Wherever a line of the data contains "icon", copy that line.

*Records for this exercise*
= Beginning of Section =

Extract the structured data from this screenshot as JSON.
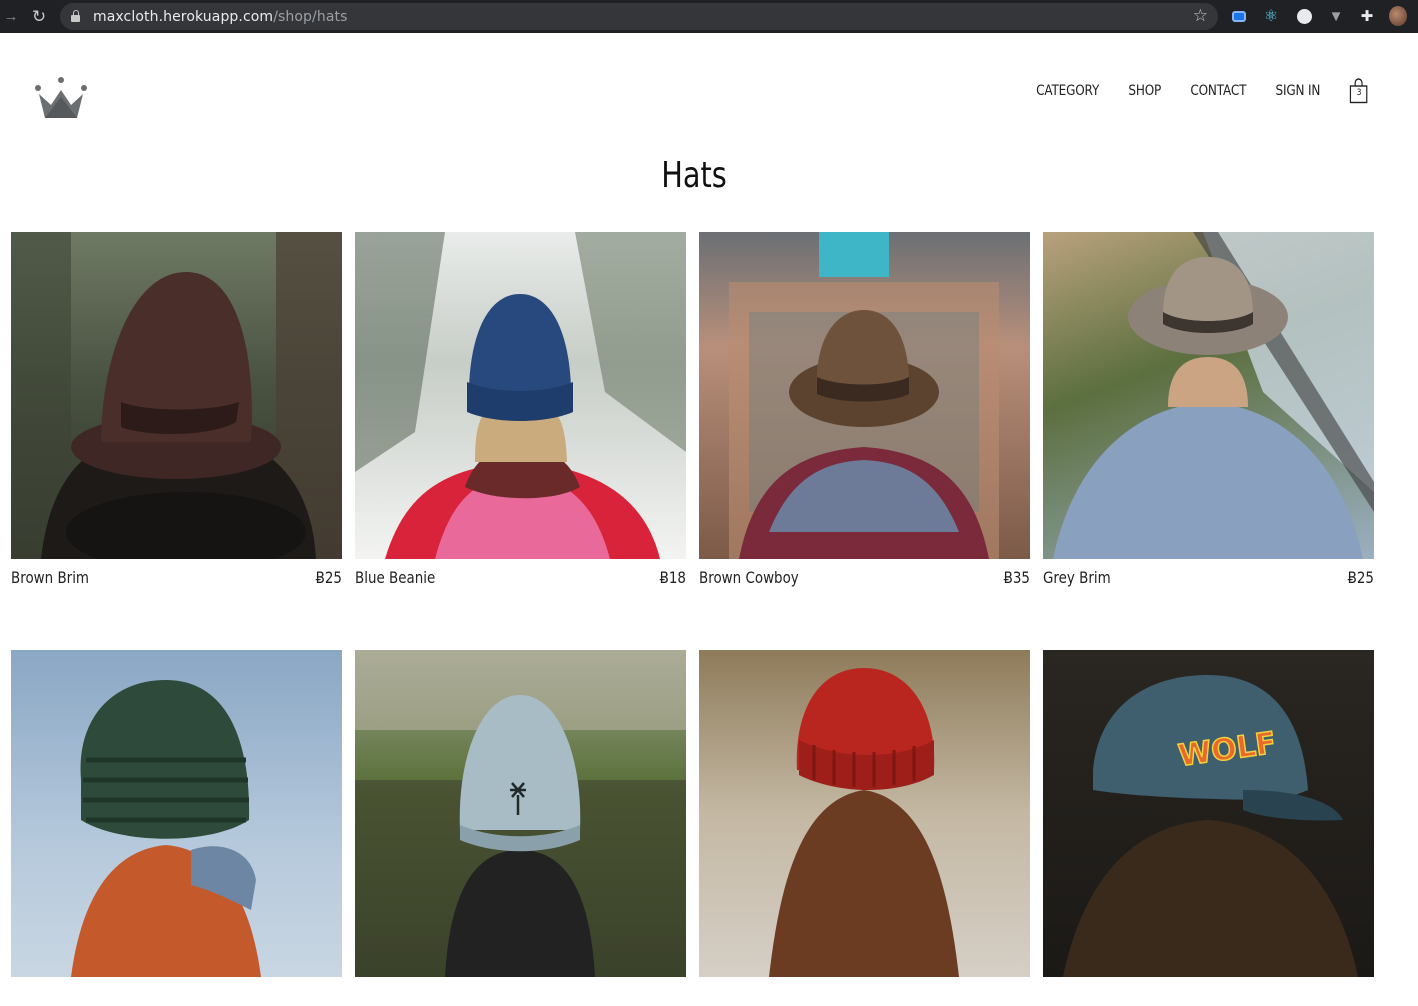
{
  "browser": {
    "url_host": "maxcloth.herokuapp.com",
    "url_path": "/shop/hats",
    "extensions": [
      "screen-capture-icon",
      "react-devtools-icon",
      "circle-extension-icon",
      "vue-devtools-icon",
      "puzzle-icon",
      "profile-avatar"
    ]
  },
  "header": {
    "logo": "crown-icon",
    "nav": {
      "category": "CATEGORY",
      "shop": "SHOP",
      "contact": "CONTACT",
      "sign_in": "SIGN IN"
    },
    "cart_count": "3"
  },
  "page": {
    "title": "Hats"
  },
  "products": [
    {
      "name": "Brown Brim",
      "price": "Ƀ25"
    },
    {
      "name": "Blue Beanie",
      "price": "Ƀ18"
    },
    {
      "name": "Brown Cowboy",
      "price": "Ƀ35"
    },
    {
      "name": "Grey Brim",
      "price": "Ƀ25"
    },
    {
      "name": "",
      "price": ""
    },
    {
      "name": "",
      "price": ""
    },
    {
      "name": "",
      "price": ""
    },
    {
      "name": "",
      "price": ""
    }
  ],
  "colors": {
    "chrome_bg": "#202124",
    "omnibox_bg": "#35363a",
    "text": "#222222",
    "logo_grey": "#6b6f72"
  }
}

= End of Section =

*Solved exercise*
      "screen-capture-icon",
      "react-devtools-icon",
      "circle-extension-icon",
      "vue-devtools-icon",
      "puzzle-icon",
    "logo": "crown-icon",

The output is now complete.